THE TASK - Tally every line of the material where "hanno" occurs, then write the total by itself.

INPUT MATERIAL -
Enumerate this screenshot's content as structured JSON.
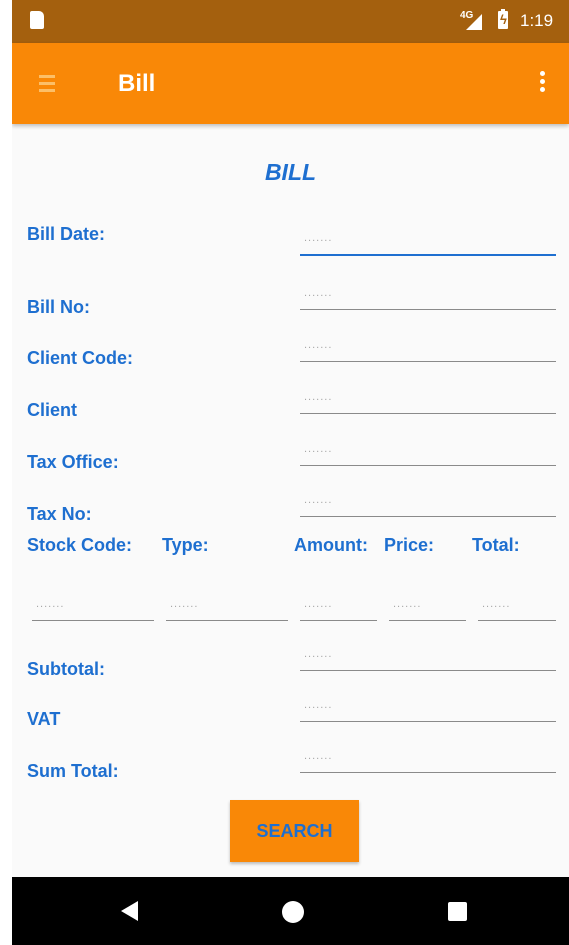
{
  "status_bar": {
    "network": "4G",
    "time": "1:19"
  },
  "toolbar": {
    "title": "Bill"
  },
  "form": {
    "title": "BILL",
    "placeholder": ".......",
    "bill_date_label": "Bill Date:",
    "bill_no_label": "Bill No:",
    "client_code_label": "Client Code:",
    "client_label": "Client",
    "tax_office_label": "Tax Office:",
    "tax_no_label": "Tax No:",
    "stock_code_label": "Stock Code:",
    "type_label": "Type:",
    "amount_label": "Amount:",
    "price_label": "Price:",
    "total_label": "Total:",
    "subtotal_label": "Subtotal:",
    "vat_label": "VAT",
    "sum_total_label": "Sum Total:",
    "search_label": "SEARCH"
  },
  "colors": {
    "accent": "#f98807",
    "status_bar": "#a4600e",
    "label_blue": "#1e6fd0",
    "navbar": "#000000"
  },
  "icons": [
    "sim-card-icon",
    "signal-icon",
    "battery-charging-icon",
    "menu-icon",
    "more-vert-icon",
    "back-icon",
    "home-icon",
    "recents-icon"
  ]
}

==

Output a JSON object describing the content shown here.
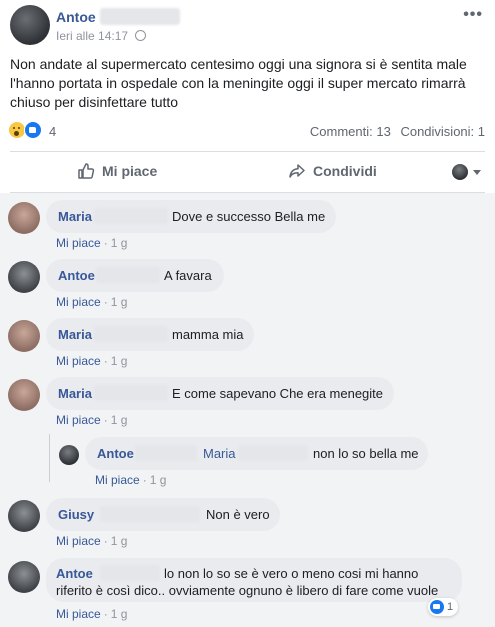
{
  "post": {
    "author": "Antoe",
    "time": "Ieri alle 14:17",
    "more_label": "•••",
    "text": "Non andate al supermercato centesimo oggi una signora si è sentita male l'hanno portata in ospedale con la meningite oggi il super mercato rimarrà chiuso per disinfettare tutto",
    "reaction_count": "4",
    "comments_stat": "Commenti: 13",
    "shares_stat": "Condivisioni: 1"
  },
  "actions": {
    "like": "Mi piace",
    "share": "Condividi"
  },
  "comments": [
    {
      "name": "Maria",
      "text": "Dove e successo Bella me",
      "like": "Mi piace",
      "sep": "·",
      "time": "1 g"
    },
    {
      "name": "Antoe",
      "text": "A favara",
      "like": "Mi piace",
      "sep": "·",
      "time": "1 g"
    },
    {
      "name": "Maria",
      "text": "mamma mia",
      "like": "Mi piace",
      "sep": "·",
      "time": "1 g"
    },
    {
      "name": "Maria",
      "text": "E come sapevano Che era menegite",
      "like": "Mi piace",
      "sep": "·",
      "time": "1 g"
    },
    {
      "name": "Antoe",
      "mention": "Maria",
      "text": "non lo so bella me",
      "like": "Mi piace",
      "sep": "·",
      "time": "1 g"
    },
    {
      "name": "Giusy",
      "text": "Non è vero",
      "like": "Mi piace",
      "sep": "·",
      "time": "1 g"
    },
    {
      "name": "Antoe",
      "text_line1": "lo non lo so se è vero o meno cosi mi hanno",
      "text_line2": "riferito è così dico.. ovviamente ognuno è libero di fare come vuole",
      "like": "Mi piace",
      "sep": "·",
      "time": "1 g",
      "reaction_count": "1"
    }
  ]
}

RESPONSE TO THE EXERCISE - 2